If you’ve been following the news lately, you’ve heard about the EU’s General Data Protection Regulation (GDPR). It’s left a lot of American businesses wondering – do they need to worry about it?
While this law only applies to members of the European Union, it’s still going to affect those of us that do business on this side of the pond thanks to our global economy. In terms of your email marketing, if you have even one person on your list that is an EU citizen, it’s important you’re aware of the regulations. And if you don’t, it’s beneficial to be informed for good measure.
An Overview of GDPR
GDPR regulates how organizations gather, store, examine and use data. As the official website explains:
The EU General Data Protection Regulation (GDPR)…was designed to harmonize data privacy laws across Europe, to protect and empower all EU citizens data privacy and to reshape the way organizations across the region approach data privacy.
Beginning May 25, companies need to provide a high level of data protection. If they don’t, they can be subject to fines up to nearly $25 million. While GDPR only covers EU citizens, any company that has information about those living in the EU is subject to the law.
So even if you only operate in the United States, it’s important to be aware of these regulations and consider changing your business’ marketing practices – better safe than sorry!
How GDPR Affects Marketing
GDPR includes 99 articles, but SpinSucks provides a nice summary of the ones that will most significantly affect your marketing.
1. Processing and Storing of Data
You need to store and process data transparently, in a way that’s clearly specified and agreed to by the citizen. The data also needs to be held securely – if it’s lost or stolen, you’re held responsible, “Should it appear proper protections were not in place.”
Individuals need to give their consent to be on your email marketing list. There needs to be an opt-in process with clear consent for only the information you need (e.g. email address only rather than demographic information).
3. Right to Access
If an EU citizen requests it, your company needs to provide them with all the personal information you have about them, and explain how it’s being used.
4. Right to Be Forgotten
If an EU citizen doesn’t want you to have their information, you need to delete all data you have on them.
5. Data Breaches
It’s required you report any data or security breaches within 3 days (72 hours).
6. Impact Assessments
Businesses need to, “Conduct data protection impact assessments to identify risks to EU citizens. Assessments must also describe how the company is addressing those risks.”
7. Data Protection Officers
If you process or store a lot of data about EU citizens, you need to hire a data protection officer.
GDPR Checklist for Marketing
SpinSucks also shared a handy checklist for email marketing safely moving forward.
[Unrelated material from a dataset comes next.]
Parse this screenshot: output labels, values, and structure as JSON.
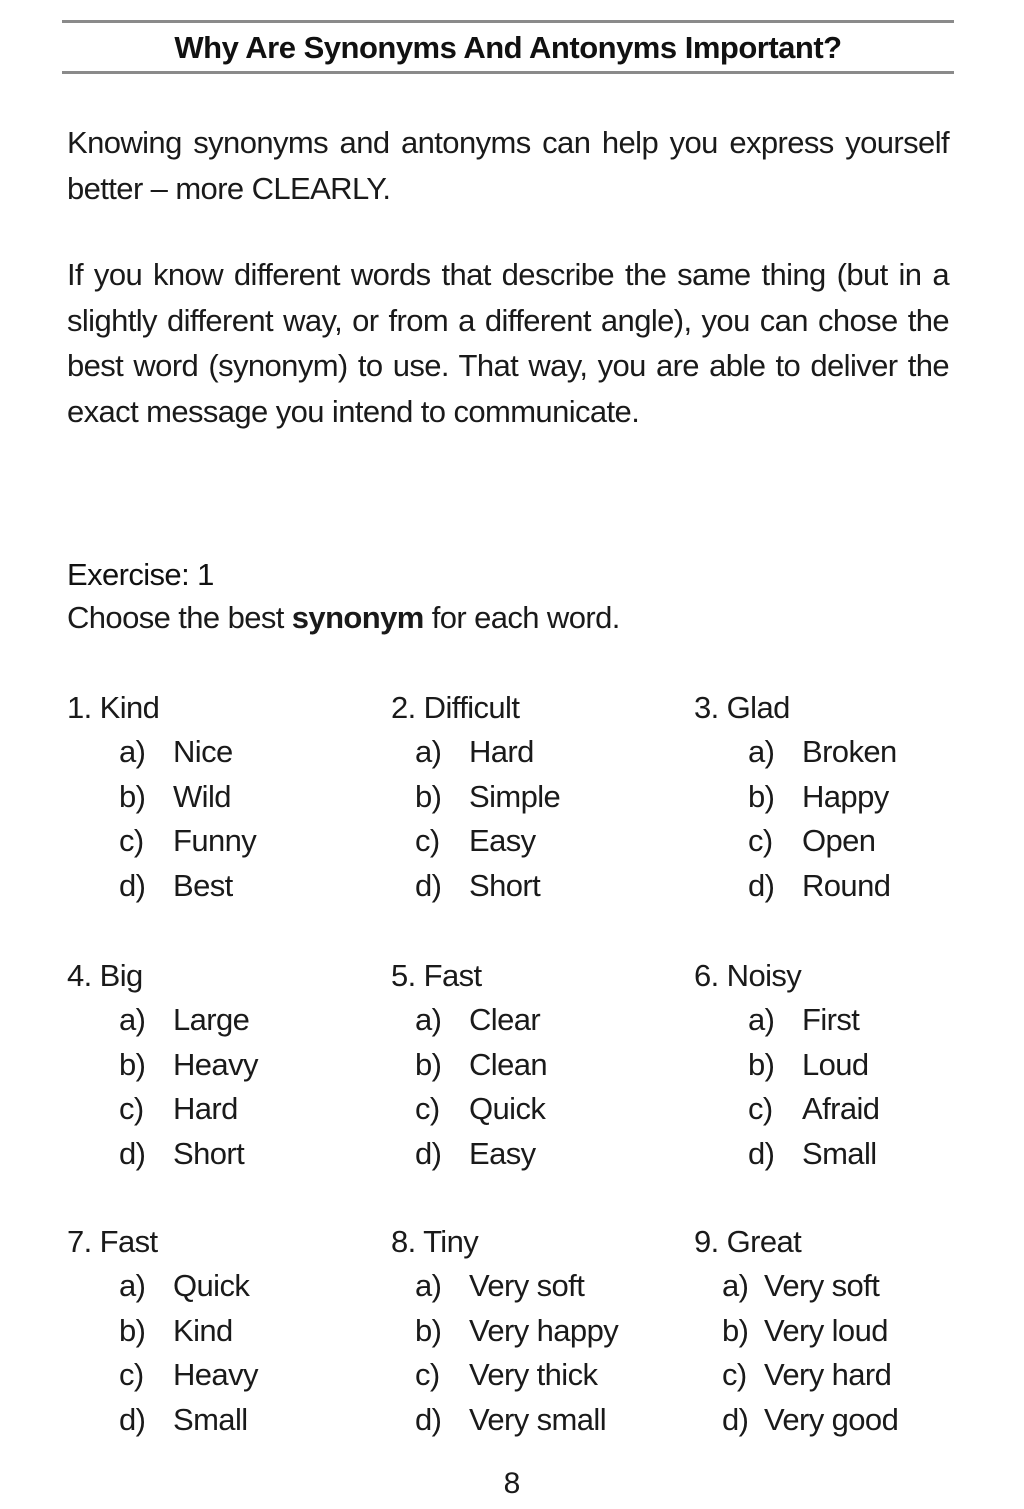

Here are the main points:
- Make sure you have consent to collect and use individuals’ personal data
- Keep a record of individuals’ personal data, which they can change or update
- Make sure it’s clear how and why you got their address on emails you send them; also include who you are and why you’re contacting them
- Provide a double opt-in
- During the opt-in process, clarify expectations for them so they know how often they’ll be hearing from you (e.g. weekly, monthly, etc)
- Include an opt-out option in each and every email communication
- Don’t buy lists or use lists from others
- If you’re targeting anyone under 16, create a system for collecting parental consent
- Add a check-box in your opt-in form for individuals to indicate they’re older than 16
- Only require the information you need (e.g. email address)
- Be able to erase all data about an individual should they request it
- Erase users’ personal information when the service or agreement ends, or if they revoke their consent
As you look through this checklist, think about your current email marketing list – how did you build it? Did you obtain consent? Can subscribers access and change/delete their data?
How GDPR Affects Media Relations
If you’re pitching media contacts in the EU, remember this applies to them too! Unless you’ve already built a relationship with a reporter or they’ve contacted you, you can’t email them. Sending unsolicited emails falls within list of restricted activities – even for reporters.
How can you contact them?
- Use a contact form if they have one
- Contact them via social media (terms of service provide contact consent)
- Develop long-term relationships with them
If a reporter reaches out to you, this implies consent, which means you can reply and email them moving forward.
As with any type of marketing, it’s important to keep up with what’s going on in the world and how it might affect your business.